HomeNewsSWAN Mobile claim Slovakia’s first 5G video call with ZTE

    SWAN Mobile claim Slovakia’s first 5G video call with ZTE


    Attendees at the live demo also experienced eight-channel HD video streaming, virtual reality (VR) video and drone services.

    HD videos were uploaded over 5G networks in real-time by a 360-degree camera drone and downloaded via VR glasses. The partners say the result was a clear, smooth multi-channel live video experience.

    The demos were run on a 5G network based on 3GPP R15, using ZTE’s 5G end-to-end solution which consists of wireless access and core network technologies, as well as 5G mobile phones. SWAN Mobile’s CTO, Patrik Kollaroci, used ZTE’s AXON 10

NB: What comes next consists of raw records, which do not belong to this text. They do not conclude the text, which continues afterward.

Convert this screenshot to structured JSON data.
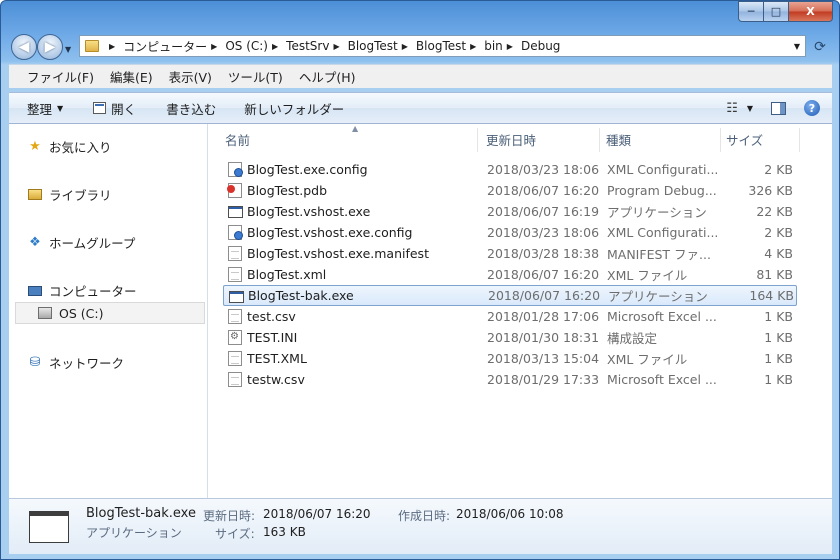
{
  "window": {
    "caption_buttons": {
      "minimize": "─",
      "maximize": "□",
      "close": "X"
    }
  },
  "address": {
    "crumbs": [
      "コンピューター",
      "OS (C:)",
      "TestSrv",
      "BlogTest",
      "BlogTest",
      "bin",
      "Debug"
    ]
  },
  "menu": [
    "ファイル(F)",
    "編集(E)",
    "表示(V)",
    "ツール(T)",
    "ヘルプ(H)"
  ],
  "toolbar": {
    "organize": "整理",
    "open": "開く",
    "burn": "書き込む",
    "new_folder": "新しいフォルダー"
  },
  "nav": {
    "favorites": "お気に入り",
    "libraries": "ライブラリ",
    "homegroup": "ホームグループ",
    "computer": "コンピューター",
    "drive": "OS (C:)",
    "network": "ネットワーク"
  },
  "columns": {
    "name": "名前",
    "date": "更新日時",
    "type": "種類",
    "size": "サイズ"
  },
  "files": [
    {
      "name": "BlogTest.exe.config",
      "date": "2018/03/23 18:06",
      "type": "XML Configurati...",
      "size": "2 KB",
      "icon": "config-icon",
      "selected": false
    },
    {
      "name": "BlogTest.pdb",
      "date": "2018/06/07 16:20",
      "type": "Program Debug...",
      "size": "326 KB",
      "icon": "pdb-icon",
      "selected": false
    },
    {
      "name": "BlogTest.vshost.exe",
      "date": "2018/06/07 16:19",
      "type": "アプリケーション",
      "size": "22 KB",
      "icon": "exe-icon",
      "selected": false
    },
    {
      "name": "BlogTest.vshost.exe.config",
      "date": "2018/03/23 18:06",
      "type": "XML Configurati...",
      "size": "2 KB",
      "icon": "config-icon",
      "selected": false
    },
    {
      "name": "BlogTest.vshost.exe.manifest",
      "date": "2018/03/28 18:38",
      "type": "MANIFEST ファ...",
      "size": "4 KB",
      "icon": "document-icon",
      "selected": false
    },
    {
      "name": "BlogTest.xml",
      "date": "2018/06/07 16:20",
      "type": "XML ファイル",
      "size": "81 KB",
      "icon": "document-icon",
      "selected": false
    },
    {
      "name": "BlogTest-bak.exe",
      "date": "2018/06/07 16:20",
      "type": "アプリケーション",
      "size": "164 KB",
      "icon": "exe-icon",
      "selected": true
    },
    {
      "name": "test.csv",
      "date": "2018/01/28 17:06",
      "type": "Microsoft Excel ...",
      "size": "1 KB",
      "icon": "document-icon",
      "selected": false
    },
    {
      "name": "TEST.INI",
      "date": "2018/01/30 18:31",
      "type": "構成設定",
      "size": "1 KB",
      "icon": "settings-file-icon",
      "selected": false
    },
    {
      "name": "TEST.XML",
      "date": "2018/03/13 15:04",
      "type": "XML ファイル",
      "size": "1 KB",
      "icon": "document-icon",
      "selected": false
    },
    {
      "name": "testw.csv",
      "date": "2018/01/29 17:33",
      "type": "Microsoft Excel ...",
      "size": "1 KB",
      "icon": "document-icon",
      "selected": false
    }
  ],
  "details": {
    "filename": "BlogTest-bak.exe",
    "type": "アプリケーション",
    "modified_label": "更新日時:",
    "modified": "2018/06/07 16:20",
    "created_label": "作成日時:",
    "created": "2018/06/06 10:08",
    "size_label": "サイズ:",
    "size": "163 KB"
  }
}
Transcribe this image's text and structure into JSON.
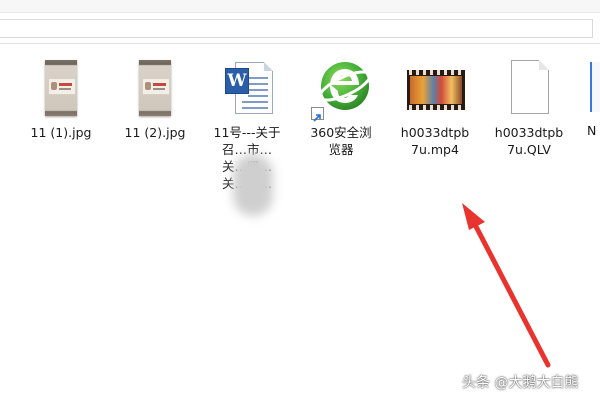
{
  "files": [
    {
      "name": "11 (1).jpg",
      "icon": "jpg-thumbnail-icon"
    },
    {
      "name": "11 (2).jpg",
      "icon": "jpg-thumbnail-icon"
    },
    {
      "name": "11号---关于召…市…关…坚…关…知…",
      "icon": "word-document-icon"
    },
    {
      "name": "360安全浏览器",
      "icon": "360-browser-shortcut-icon"
    },
    {
      "name": "h0033dtpb7u.mp4",
      "icon": "video-thumbnail-icon"
    },
    {
      "name": "h0033dtpb7u.QLV",
      "icon": "generic-file-icon"
    }
  ],
  "edge_file": {
    "name": "N"
  },
  "watermark": "头条 @大鹅大白熊",
  "colors": {
    "arrow": "#e8332f",
    "word_blue": "#2b5ea8",
    "browser_green": "#49b33a"
  }
}
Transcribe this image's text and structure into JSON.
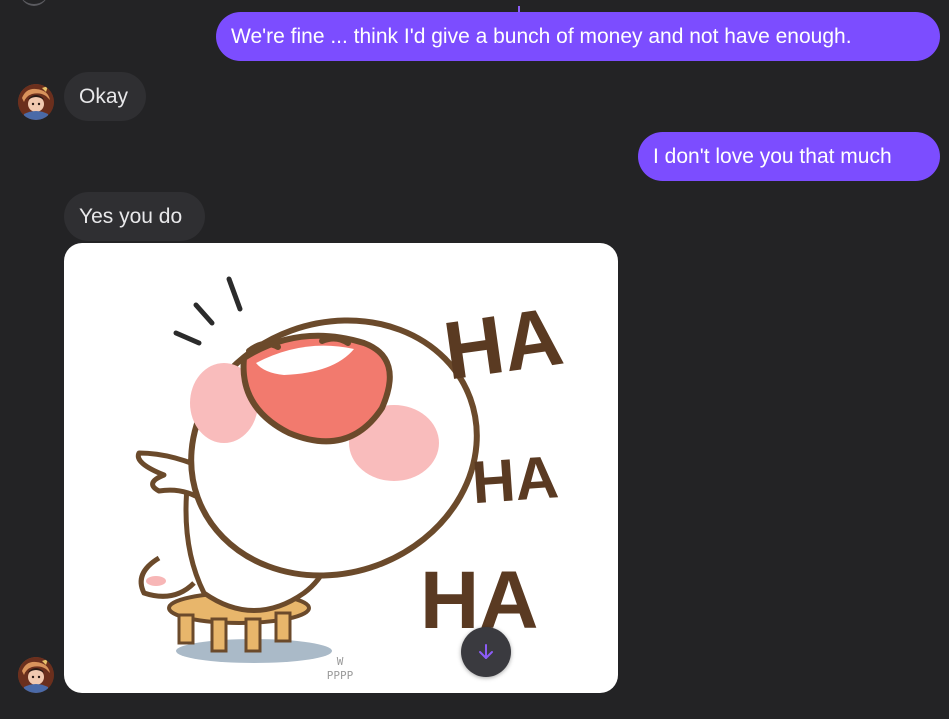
{
  "messages": [
    {
      "direction": "out",
      "text": "We're fine ... think I'd give a bunch of money and not have enough."
    },
    {
      "direction": "in",
      "text": "Okay"
    },
    {
      "direction": "out",
      "text": "I don't love you that much"
    },
    {
      "direction": "in",
      "text": "Yes you do"
    },
    {
      "direction": "in",
      "type": "sticker"
    }
  ],
  "sticker": {
    "text_ha_1": "HA",
    "text_ha_2": "HA",
    "text_ha_3": "HA",
    "watermark_line1": "W",
    "watermark_line2": "PPPP"
  },
  "scroll_button": {
    "icon": "arrow-down-icon"
  },
  "colors": {
    "background": "#232325",
    "outgoing_bubble": "#7c4dff",
    "incoming_bubble": "#2f2f32",
    "accent": "#8b5cf6"
  }
}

    Pro 5G flagship phone to conduct the first 5G video call in the country.

    Roman Vavrik, CEO of SWAN, said, “With the issuing of 5G licences, the 5G era has now arrived in Slovakia. We hope to cooperate with ZTE to provide leading 5G applications and services to Slovakian users as soon as possible”.

    SWAN Mobile and ZTE signed a 5G commercial contract on May 31st, 2019. ZTE says it has 25 5G commercial contracts globally. 

    Security matters

    ZTE is on a charm offensive around 5G security. Last week it opened a new Cybersecurity Lab in Brussels to demonstrate transparency around its products, services and processes.

    The opening came amid the ongoing row surrounding Huawei and security, which has seen some European telecom companies shaking up their network security policies.

    KPN, for instance, in the Netherlands is insisting on a “Western vendor” for the core 5G network, noting this part of the network is more sensitive from a security point of view.

    Recent reports also say that politicians on the Channel Island of Jersey have raised concerns over ZTE relating to plans for a 5G network in Jersey. Jersey’s publicly-owned telecom company, JT, entered into an agreement with ZTE last November to launch a test 5G service later this year.

    Senator Sarah Ferguson is said to have requested that Jersey’s Treasury Minister adds certain stipulations to the agreement, citing a potential “security risk”.